[Exercise input]
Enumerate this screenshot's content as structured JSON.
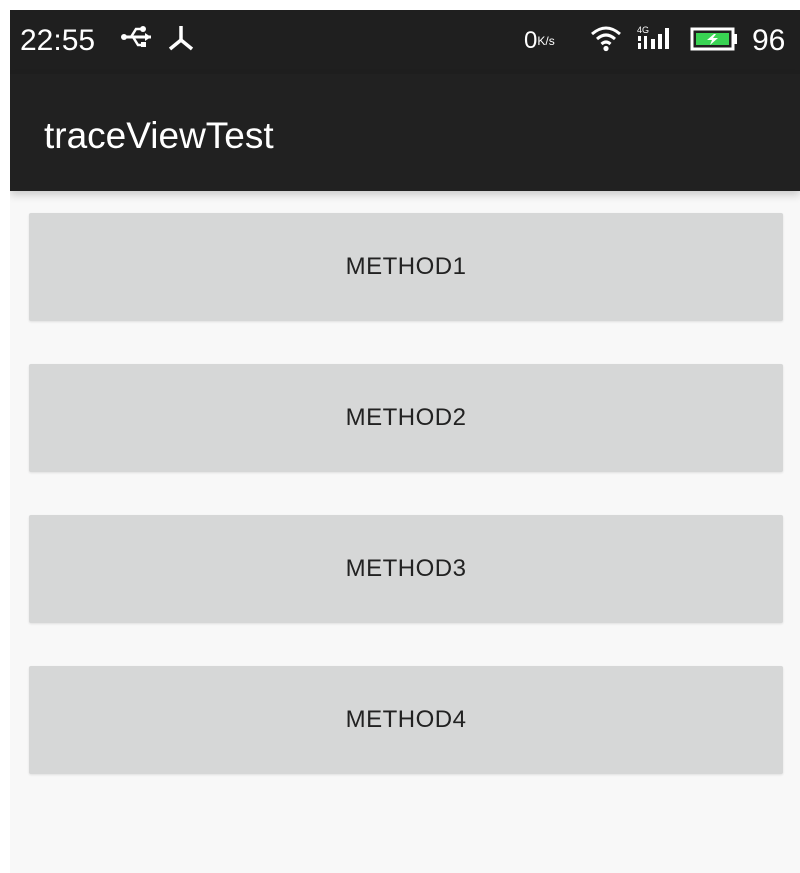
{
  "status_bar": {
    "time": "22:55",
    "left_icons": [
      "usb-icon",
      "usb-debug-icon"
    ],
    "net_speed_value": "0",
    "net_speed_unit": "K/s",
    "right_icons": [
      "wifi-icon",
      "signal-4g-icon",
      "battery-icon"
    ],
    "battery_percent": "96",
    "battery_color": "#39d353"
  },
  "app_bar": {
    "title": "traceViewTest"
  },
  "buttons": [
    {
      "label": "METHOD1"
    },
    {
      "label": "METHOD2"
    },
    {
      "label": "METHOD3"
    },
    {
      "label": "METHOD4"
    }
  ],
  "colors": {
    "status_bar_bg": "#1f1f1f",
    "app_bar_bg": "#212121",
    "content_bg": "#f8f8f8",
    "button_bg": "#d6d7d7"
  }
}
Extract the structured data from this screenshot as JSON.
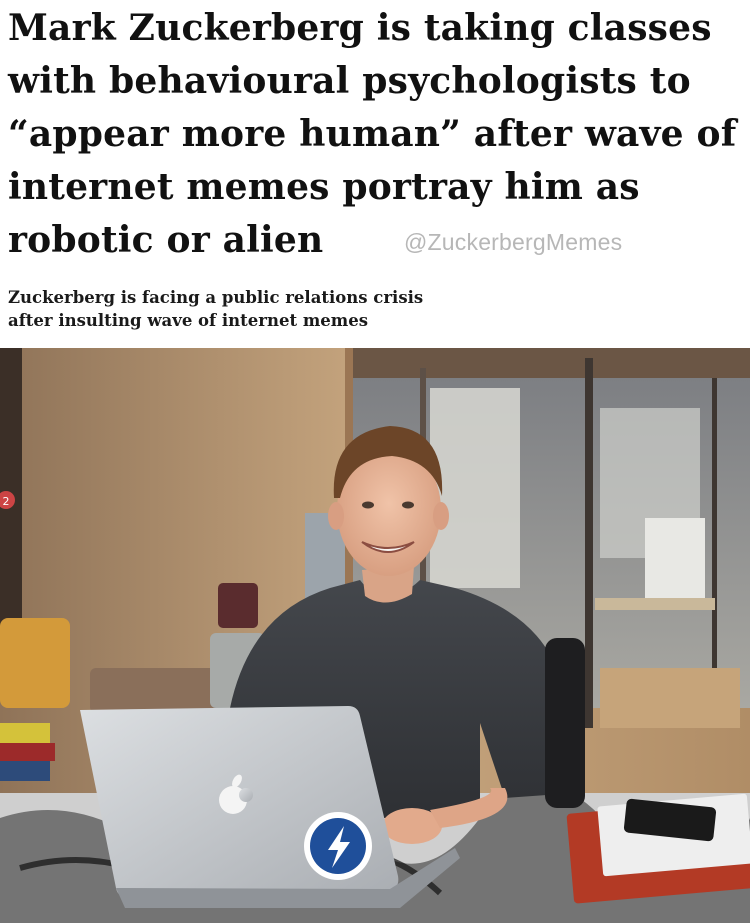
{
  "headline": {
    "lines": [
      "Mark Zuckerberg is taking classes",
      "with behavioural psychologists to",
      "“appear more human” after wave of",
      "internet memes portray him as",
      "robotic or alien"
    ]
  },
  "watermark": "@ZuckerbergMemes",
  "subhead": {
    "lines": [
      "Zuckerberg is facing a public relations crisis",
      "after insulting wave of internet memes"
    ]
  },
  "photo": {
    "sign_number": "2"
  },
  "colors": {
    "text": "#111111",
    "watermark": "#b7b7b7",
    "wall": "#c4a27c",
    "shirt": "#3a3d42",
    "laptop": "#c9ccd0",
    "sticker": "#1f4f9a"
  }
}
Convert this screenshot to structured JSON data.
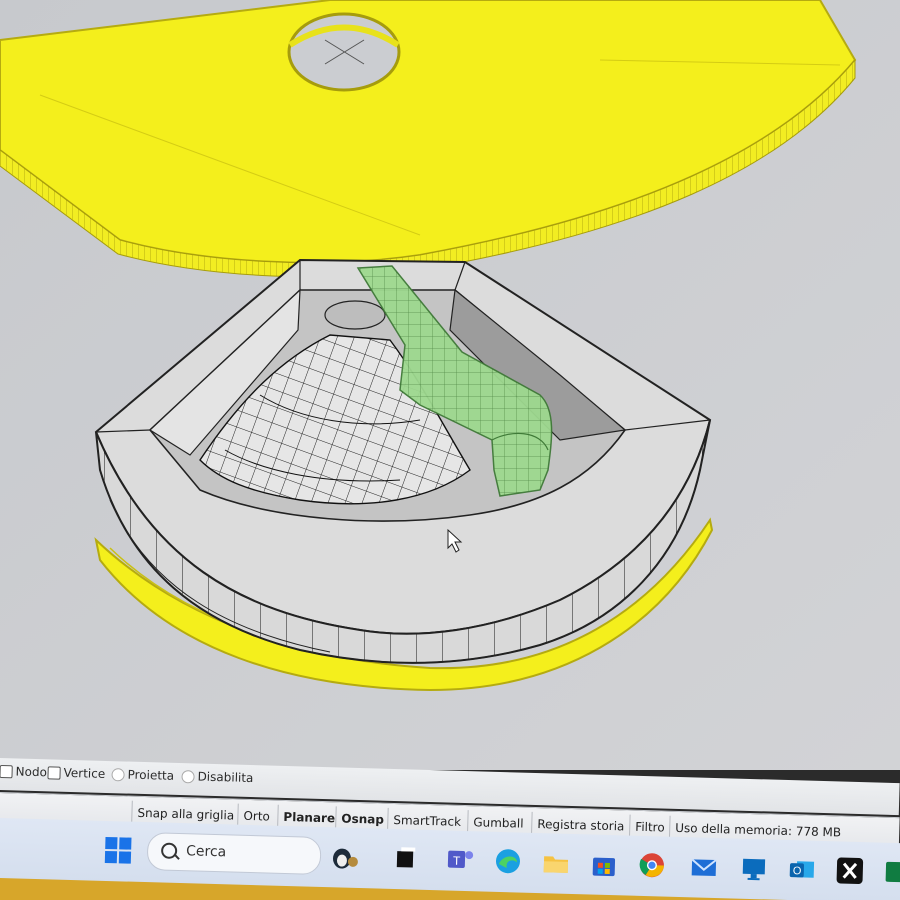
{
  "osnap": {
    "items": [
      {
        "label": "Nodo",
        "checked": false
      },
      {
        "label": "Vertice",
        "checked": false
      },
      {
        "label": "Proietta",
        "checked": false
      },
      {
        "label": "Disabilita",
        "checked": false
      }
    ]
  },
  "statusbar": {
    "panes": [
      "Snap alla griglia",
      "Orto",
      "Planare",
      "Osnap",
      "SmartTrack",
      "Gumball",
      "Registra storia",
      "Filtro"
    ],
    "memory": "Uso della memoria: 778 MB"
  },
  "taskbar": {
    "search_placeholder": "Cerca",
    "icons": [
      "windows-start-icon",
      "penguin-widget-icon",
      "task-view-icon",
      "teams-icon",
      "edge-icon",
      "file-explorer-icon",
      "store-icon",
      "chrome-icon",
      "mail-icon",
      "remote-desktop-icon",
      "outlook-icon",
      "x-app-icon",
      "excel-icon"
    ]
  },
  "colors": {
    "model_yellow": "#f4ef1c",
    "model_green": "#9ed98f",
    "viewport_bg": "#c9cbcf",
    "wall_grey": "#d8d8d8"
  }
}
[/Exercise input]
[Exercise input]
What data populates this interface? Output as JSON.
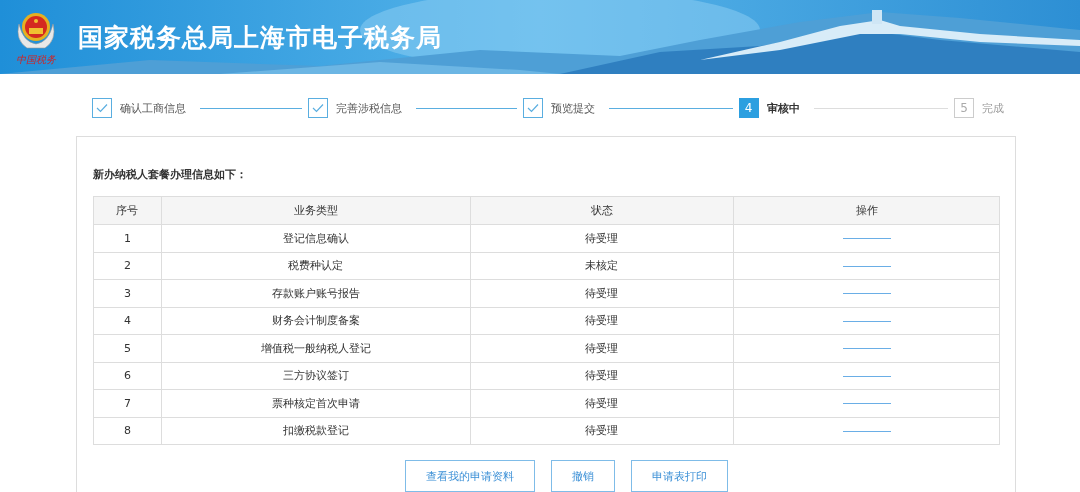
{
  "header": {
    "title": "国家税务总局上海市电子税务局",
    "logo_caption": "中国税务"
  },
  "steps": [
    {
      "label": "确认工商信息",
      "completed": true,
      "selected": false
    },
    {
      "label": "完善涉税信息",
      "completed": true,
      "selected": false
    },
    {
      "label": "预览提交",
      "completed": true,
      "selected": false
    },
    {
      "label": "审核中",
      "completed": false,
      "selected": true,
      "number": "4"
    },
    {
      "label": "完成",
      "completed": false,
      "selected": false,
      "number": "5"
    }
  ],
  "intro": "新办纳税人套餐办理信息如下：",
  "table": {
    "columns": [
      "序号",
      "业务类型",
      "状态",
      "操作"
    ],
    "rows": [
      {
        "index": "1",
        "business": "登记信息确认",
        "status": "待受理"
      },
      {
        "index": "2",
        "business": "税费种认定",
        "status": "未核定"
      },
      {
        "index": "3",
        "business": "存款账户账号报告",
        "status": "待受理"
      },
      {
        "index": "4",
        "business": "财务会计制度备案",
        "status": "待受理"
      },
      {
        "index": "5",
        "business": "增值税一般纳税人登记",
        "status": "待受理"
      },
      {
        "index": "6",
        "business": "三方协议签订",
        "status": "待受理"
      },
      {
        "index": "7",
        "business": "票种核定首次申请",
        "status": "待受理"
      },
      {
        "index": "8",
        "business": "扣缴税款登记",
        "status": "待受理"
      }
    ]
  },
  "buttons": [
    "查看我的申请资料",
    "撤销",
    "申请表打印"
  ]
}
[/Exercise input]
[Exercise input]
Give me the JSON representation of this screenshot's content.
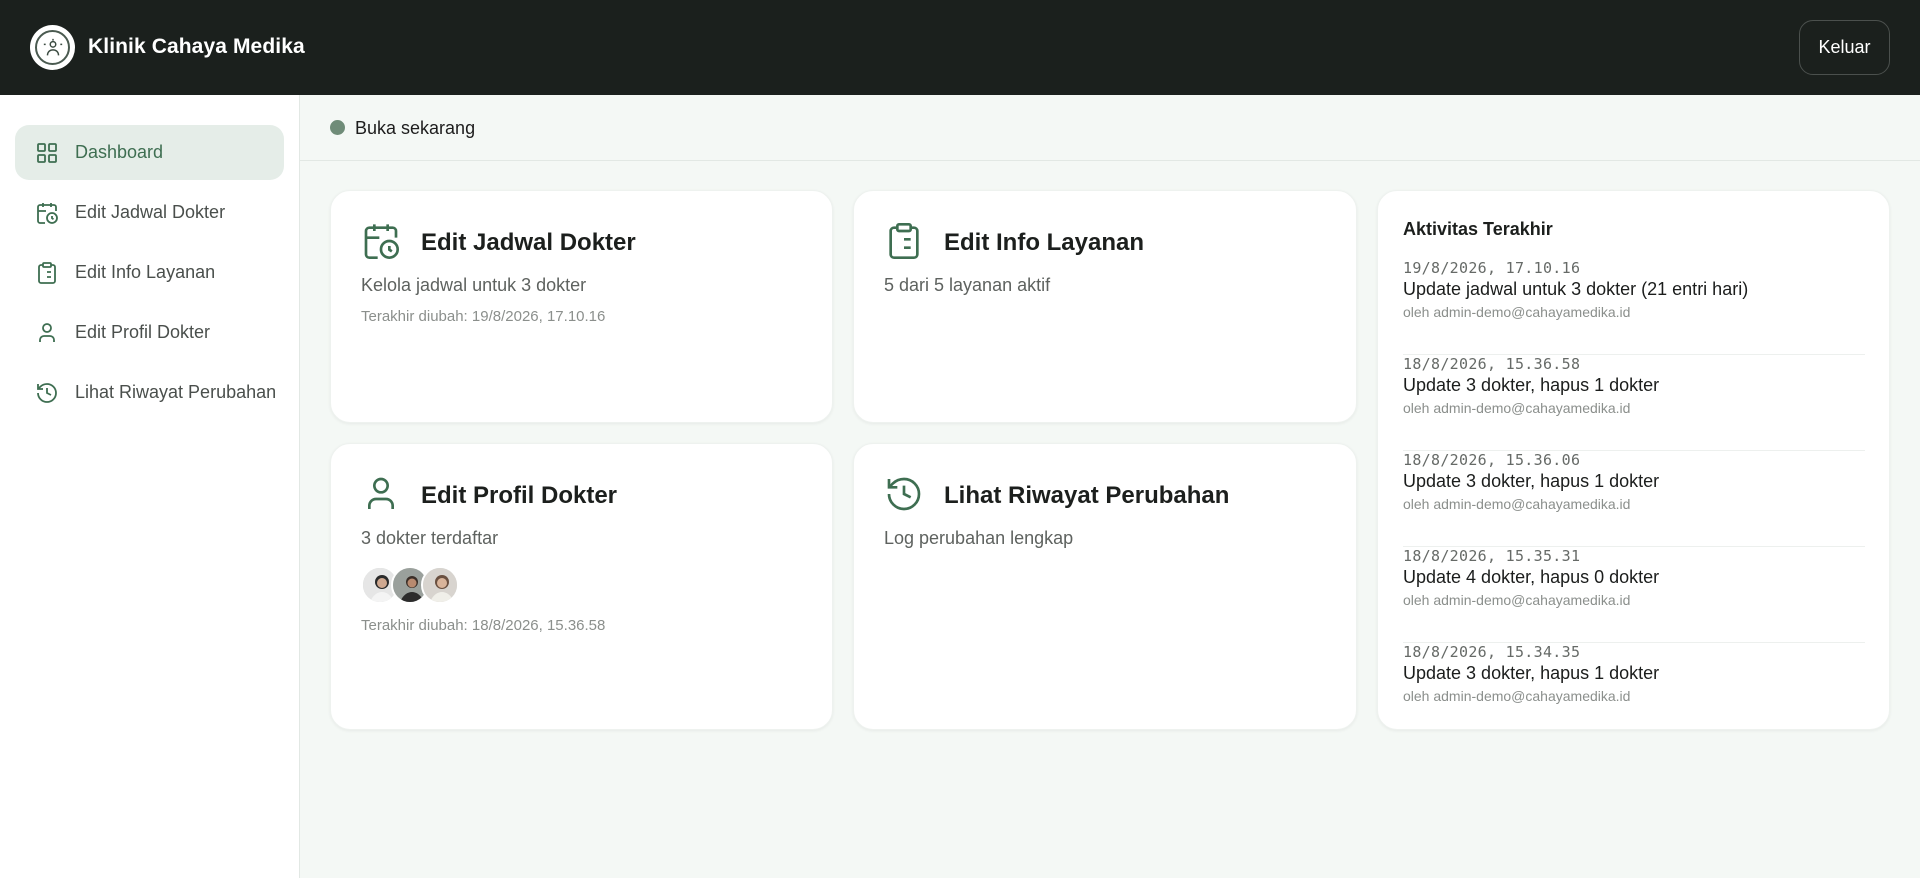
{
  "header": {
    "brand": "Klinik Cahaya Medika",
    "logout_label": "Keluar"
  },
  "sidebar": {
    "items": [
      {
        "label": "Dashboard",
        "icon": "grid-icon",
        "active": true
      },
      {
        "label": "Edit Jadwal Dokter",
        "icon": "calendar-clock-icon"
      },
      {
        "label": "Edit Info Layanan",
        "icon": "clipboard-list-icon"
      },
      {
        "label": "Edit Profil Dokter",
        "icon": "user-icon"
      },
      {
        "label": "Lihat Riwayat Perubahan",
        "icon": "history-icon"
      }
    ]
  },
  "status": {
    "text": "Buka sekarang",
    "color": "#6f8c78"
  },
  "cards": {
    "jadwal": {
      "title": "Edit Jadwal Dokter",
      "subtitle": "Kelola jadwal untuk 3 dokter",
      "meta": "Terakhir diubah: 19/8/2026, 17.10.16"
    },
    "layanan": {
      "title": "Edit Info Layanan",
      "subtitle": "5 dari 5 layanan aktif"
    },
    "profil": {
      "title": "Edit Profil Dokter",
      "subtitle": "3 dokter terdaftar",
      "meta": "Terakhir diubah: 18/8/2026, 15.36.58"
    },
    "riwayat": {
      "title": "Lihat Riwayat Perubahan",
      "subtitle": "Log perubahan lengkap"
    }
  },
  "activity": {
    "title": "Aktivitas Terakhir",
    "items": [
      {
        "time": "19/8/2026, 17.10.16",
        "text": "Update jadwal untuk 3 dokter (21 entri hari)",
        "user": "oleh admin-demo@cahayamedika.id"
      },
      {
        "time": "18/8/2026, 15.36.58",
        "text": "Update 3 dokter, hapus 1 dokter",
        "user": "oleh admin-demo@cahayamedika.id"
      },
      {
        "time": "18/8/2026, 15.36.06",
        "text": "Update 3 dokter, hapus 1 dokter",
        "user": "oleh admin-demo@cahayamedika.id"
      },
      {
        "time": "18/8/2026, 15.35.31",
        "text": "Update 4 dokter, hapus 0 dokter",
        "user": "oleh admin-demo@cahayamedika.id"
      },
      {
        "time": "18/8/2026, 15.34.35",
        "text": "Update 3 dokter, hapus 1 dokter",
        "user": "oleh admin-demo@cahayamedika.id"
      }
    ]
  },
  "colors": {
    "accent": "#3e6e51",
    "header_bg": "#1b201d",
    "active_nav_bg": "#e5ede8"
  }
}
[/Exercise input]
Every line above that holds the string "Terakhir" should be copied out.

      "meta": "Terakhir diubah: 19/8/2026, 17.10.16"
      "meta": "Terakhir diubah: 18/8/2026, 15.36.58"
    "title": "Aktivitas Terakhir",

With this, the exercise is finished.